Data listing:
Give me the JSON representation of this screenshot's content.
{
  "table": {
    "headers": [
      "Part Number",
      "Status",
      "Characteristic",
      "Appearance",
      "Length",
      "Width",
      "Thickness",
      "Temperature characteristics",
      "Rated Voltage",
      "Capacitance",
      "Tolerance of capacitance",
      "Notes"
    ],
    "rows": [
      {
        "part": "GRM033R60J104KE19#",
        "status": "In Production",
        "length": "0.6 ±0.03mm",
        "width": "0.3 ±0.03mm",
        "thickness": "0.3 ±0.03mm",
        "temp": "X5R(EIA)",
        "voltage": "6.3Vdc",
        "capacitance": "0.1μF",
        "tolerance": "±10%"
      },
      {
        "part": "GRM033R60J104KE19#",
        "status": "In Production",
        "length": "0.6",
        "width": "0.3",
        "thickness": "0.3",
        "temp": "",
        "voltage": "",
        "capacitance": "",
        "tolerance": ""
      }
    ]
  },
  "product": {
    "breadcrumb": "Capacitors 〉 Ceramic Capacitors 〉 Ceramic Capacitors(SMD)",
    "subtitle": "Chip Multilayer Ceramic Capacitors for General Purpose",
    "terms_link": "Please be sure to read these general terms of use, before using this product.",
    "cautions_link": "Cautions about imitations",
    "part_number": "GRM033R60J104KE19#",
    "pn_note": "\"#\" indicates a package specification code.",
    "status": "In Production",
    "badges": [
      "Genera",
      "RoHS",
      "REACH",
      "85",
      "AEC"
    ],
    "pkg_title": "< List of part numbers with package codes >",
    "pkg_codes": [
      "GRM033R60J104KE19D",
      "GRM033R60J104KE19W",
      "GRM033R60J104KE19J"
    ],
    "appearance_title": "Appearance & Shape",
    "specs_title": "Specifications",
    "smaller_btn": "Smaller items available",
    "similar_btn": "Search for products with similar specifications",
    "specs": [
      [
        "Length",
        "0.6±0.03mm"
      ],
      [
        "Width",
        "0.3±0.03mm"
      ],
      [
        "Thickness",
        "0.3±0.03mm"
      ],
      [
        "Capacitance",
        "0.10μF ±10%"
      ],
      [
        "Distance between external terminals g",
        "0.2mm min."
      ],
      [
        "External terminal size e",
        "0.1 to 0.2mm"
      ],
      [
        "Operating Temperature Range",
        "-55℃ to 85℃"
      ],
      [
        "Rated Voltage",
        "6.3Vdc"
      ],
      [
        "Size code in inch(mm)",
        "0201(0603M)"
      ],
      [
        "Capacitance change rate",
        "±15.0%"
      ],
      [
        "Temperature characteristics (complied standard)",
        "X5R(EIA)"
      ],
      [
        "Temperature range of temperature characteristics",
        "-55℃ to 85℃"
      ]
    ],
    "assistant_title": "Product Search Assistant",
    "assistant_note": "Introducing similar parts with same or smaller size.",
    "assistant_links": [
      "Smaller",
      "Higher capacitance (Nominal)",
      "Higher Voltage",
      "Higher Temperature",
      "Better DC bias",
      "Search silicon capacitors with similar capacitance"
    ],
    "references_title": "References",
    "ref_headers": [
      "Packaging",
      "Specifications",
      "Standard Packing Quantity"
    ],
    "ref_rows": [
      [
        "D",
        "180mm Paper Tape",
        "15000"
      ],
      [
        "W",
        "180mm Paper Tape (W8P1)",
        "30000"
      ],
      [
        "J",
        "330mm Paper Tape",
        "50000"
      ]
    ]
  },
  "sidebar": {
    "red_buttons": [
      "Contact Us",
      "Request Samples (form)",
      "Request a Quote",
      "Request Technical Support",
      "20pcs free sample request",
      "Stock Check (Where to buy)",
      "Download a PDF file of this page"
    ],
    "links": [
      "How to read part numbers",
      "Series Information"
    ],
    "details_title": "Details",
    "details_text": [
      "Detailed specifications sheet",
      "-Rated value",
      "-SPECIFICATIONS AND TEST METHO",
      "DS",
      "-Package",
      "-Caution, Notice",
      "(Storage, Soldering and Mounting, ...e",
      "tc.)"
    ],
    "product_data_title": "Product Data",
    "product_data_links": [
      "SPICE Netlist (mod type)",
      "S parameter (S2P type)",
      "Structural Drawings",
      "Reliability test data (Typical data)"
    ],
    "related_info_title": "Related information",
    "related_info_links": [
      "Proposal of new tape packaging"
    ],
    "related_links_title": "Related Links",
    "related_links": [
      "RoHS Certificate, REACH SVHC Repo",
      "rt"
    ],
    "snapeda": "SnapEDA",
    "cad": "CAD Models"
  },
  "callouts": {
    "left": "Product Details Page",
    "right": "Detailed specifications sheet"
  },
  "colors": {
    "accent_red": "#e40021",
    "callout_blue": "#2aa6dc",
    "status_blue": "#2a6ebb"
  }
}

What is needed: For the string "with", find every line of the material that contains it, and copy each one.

Answer to this exercise:
    "pkg_title": "< List of part numbers with package codes >",
    "similar_btn": "Search for products with similar specifications",
    "assistant_note": "Introducing similar parts with same or smaller size.",
      "Search silicon capacitors with similar capacitance"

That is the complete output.